But why, you’ll wonder, are educational institutions so heavily targeted?
Garry Scobie believes that the fact that the organizations in this sector suffer so many cyberattacks is mainly due to an extensive attack surface which can result in numerous vulnerabilities. The amount of valuable information stored, along with rapid digitization and extensive use of BYOD devices, makes the environment an attractive target for cybercriminals.
A great example of this is the cyberattack suffered by the University of California San Diego Health in early 2021, when an employee’s email was compromised through phishing, allowing hackers to get their hands on the personal and medical data of students, employees, and patients.
However, we must not forget the lethality of other types of attacks on educational institutions caused by hackers exploiting the accounts of privileged users, i.e. those who have administrative access to an organization’s critical systems, since, as Forrester Research indicates, 80% of data breaches are related to compromised privileged accounts.
“The large attack surface is the main reason hackers target the education sector” – Garry Scobie, Deputy CISO at the University of Edinburgh
Cybersecurity solutions that face up to social engineering
Social engineering attacks are easy to click on but difficult to get rid of. With the number of cyberattacks on educational institutions on the rise, IT departments have the imperative task of raising awareness among students, faculty, and staff. By educating them, the education sector will be able to prevent serious tragedies.
In general, the major cybersecurity problem for educational institutions is associated with access and identities. User passwords are stolen from databases or through phishing scams or are simply weak and easy to crack by hackers with the right tools.
Multi-factor authentication (MFA) offers an effective solution to this problem by requiring users to authenticate with more than one factor. With a password plus a unique identifier, the system receives two layers – or factors – of proof that a user is who they say they are.

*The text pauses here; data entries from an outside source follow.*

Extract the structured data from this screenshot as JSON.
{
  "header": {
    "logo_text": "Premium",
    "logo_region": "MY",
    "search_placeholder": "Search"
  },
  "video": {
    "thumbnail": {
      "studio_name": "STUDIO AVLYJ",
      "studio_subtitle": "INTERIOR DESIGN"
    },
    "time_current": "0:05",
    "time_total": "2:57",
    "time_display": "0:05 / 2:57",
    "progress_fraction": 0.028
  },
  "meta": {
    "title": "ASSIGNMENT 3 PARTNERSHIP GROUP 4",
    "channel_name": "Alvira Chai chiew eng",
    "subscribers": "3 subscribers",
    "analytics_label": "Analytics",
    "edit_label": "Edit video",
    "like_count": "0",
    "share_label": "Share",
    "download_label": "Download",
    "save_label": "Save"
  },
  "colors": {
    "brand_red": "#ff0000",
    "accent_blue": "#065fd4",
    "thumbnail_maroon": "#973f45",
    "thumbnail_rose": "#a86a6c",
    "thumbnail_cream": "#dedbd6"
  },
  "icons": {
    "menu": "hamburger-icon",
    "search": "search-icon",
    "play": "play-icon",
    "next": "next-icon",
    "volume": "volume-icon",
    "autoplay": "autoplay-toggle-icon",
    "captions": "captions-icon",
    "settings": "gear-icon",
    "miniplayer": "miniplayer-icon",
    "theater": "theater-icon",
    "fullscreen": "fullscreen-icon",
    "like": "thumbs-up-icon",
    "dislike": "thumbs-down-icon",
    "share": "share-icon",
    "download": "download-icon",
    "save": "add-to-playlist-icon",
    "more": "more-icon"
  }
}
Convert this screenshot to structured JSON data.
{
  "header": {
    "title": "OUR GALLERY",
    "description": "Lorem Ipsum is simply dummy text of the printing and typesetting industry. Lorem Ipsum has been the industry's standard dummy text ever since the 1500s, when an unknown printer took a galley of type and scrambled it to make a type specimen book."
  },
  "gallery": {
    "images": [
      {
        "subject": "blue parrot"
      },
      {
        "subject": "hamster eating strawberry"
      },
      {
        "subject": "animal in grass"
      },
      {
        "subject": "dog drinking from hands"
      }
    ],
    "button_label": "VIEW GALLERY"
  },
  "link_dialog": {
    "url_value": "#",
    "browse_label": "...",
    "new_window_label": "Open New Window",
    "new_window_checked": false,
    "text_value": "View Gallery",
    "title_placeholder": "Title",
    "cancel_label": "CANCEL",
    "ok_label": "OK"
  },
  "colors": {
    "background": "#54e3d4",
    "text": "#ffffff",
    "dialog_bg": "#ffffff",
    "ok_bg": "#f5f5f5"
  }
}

On the other hand, the Single Sign-On (SSO) principle provides organizations with a single authentication for users of all their applications, simplifying their lives and facilitating efficiency. But SSO not only brings benefits for standard users, but this type of tool also saves IT, administrators, a significant amount of time.
WALLIX solutions, educational organizations’ new best friends
WALLIX enables organizations in the education sector to meet these pressing challenges with its simplified cybersecurity solutions. WALLIX’s MFA tool creates a layered defense in depth and enhances cybersecurity by protecting users’ remote access to IT, applications, and data, with a highly secure connection wherever they are and facilitating the “Zero Trust” risk management policy.
In addition, WALLIX Trustelem simplifies and secures access to the educational organization’s key applications from a centralized platform. This efficient solution provides users with a Single Sign-On experience, so they do not have to manage a different password for each target application and enter credentials repeatedly.
However, the comprehensive protection of the education sector does not end there. IT departments must also protect themselves effectively against all types of threats, as they are the ones holding accounts with access to the most critical resources, and with great privilege comes great responsibility. A unified privilege solution such as WALLIX PAM4ALL enables IT teams in the education sector to secure, control and manage all access, whether human or machine, to the infrastructure.
Find out how all WALLIX solutions help you protect your educational organization by watching the Cybersecurity Strategy in the Education Sector webinar and learn from Garry Scobie, the University of Edinburgh’s CISO, about the cyber threats facing the education sector.
For more information, do not hesitate to contact our experts. They will be happy to assist you!